#### MNIST

I took “Hello World!”  in the universe of neural networks as an example, a task for systematization of MNIST images. MNIST dataset includes thousands of images of handwritten numbers, the size of each image is 28×28 pixels. So, we have ten classes that are neatly divided into 60 000 images for educating and 10 000 images for testing. Our task is to create a neural network that is able to classify an image and determine the class it belongs to (out of 10 classes).

I think it is not necessary to explain the meaning of such terms as machine learning and artificial intelligence in 2017. You can find a lot of op-ed articles and research papers on this topic. So, I assume that the reader is familiar with the topic and knows definitions of basic terms. When talking about machine learning, data scientists and software engineers usually mean deep neural networks that became quite popular because of their productivity. So far there are many software solutions and packages for solving artificial neural networks tasks: Caffe, TensorFlow, Torch, Theano(rip), cuDNN, etc.

#### Swift

Swift is an innovative protocol-oriented open source programming language written within Apple by Chris Lattner (who recently left Apple and, after SpaceX, settled down in Google).
Apple OS already features different libraries for working with matrices and vector algebra, such as BLAS, BNNS, DSP, that were later on gathered in the single Accelerate library.
In 2015, small-scale solutions based on the Metal graphics technology for implementing math appeared.
In 2016, CoreML was introduced:

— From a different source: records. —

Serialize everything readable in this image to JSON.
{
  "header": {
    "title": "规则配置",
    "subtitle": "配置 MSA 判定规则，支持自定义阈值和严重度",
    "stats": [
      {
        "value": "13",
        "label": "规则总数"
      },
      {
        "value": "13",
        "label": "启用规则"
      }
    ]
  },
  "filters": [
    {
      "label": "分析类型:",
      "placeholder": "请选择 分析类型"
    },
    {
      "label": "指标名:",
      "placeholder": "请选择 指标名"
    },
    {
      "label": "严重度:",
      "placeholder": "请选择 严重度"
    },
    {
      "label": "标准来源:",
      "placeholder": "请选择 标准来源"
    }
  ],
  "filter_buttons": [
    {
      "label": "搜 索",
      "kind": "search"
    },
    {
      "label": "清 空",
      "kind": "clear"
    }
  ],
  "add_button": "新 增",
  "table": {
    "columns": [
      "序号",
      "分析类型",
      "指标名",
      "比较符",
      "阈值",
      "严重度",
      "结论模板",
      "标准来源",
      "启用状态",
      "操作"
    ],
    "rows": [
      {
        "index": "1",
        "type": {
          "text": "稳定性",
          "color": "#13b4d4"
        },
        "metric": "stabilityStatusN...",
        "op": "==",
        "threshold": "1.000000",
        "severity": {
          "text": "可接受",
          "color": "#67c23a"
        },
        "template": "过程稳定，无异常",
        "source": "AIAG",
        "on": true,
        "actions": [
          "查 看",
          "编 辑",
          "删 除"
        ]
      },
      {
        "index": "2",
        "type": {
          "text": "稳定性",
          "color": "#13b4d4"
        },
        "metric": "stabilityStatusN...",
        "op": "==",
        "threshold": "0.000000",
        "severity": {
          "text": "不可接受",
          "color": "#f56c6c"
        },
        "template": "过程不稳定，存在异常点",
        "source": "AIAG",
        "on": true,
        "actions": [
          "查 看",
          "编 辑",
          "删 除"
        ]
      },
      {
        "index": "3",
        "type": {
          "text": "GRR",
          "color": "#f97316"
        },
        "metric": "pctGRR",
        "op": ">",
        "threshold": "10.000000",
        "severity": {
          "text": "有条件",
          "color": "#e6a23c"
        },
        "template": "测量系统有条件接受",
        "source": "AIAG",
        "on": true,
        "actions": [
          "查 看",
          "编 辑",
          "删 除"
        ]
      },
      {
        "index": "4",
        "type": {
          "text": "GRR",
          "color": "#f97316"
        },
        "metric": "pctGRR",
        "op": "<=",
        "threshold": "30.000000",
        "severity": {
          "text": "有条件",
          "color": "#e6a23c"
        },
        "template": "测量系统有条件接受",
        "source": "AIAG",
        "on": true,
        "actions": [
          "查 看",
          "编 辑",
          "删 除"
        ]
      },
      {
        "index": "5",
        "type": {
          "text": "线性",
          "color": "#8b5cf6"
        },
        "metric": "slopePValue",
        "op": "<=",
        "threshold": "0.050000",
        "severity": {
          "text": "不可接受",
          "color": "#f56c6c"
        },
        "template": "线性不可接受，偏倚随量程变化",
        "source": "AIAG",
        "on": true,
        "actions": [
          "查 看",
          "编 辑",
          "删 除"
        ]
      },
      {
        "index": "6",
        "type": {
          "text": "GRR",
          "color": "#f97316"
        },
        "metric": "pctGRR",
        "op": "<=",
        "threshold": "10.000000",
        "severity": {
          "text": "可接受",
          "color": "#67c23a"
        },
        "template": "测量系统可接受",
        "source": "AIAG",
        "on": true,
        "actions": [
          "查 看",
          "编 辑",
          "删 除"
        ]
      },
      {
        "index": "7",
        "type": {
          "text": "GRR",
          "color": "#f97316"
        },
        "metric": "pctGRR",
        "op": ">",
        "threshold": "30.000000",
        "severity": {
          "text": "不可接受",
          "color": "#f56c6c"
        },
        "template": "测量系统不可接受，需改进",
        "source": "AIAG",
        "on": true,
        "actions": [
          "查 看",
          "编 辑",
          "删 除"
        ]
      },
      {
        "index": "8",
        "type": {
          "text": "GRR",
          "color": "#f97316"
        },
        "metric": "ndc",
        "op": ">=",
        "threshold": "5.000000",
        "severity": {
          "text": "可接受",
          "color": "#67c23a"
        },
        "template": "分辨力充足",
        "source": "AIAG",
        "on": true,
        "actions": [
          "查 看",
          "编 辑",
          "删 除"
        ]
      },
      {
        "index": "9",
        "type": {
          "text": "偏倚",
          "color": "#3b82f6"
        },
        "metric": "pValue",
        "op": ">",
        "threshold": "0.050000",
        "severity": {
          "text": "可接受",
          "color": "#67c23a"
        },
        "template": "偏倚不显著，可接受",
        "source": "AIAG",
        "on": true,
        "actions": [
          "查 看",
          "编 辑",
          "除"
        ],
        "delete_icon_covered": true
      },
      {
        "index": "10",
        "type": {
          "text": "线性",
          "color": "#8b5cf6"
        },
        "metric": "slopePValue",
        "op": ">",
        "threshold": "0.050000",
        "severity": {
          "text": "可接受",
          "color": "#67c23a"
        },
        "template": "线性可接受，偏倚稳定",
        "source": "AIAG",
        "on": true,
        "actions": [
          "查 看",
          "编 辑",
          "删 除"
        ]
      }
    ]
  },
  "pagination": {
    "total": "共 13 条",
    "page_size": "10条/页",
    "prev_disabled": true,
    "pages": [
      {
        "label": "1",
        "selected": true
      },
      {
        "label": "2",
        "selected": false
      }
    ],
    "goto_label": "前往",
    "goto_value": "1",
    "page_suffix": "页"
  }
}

CoreML

CoreML can import a finished and trained model (CaffeV1, Keras, scikit-learn) and allows developer to export it to an application.
So, in the first place, you need to prepare a model on another platform using the Python or C++ language and third-party frameworks. Second, you need to educate it using a third-party hardware based solution.
Only after that you can import it and start working with the Swift language. As for me, it all seems too complicated.

Today TensorFlowKit package is available for open-source community.

TensorFlowKit is an Octadero Swift Package which allows developers to simply and easily integrate TensorFlow machine learning models into apps running on macOS and Ubuntu OS.

API based on TensorFlow library.

• System modules:
• CTensorFlow is C API system module;
• CCTensorFlow is C++ API system module;
• CProtobuf is protobuf library system module;
• Low-level:
• CAPI – Swift writen low-level API to C library;
• CCAPI – Swift writen low-level API to C+ library;
• Proto – Swift auto – generated classes for TensorFlow structures and models;
• Helper tool:
• OpPruducer – Swift writen command line tool to produce new TensorFlow Operations
• High-level:

TensorFlowKit architecture.

All documentation available by links bellow:

• CAPI – Swift writen low-level API to C library;
• Proto – Swift auto – generated classes for TensorFlow structures and models;
• OpPruducer – Swift writen command line tool to produce new TensorFlow Operations
• TensorFlowKit – Swift writen high-level API;

Sources at: GitHub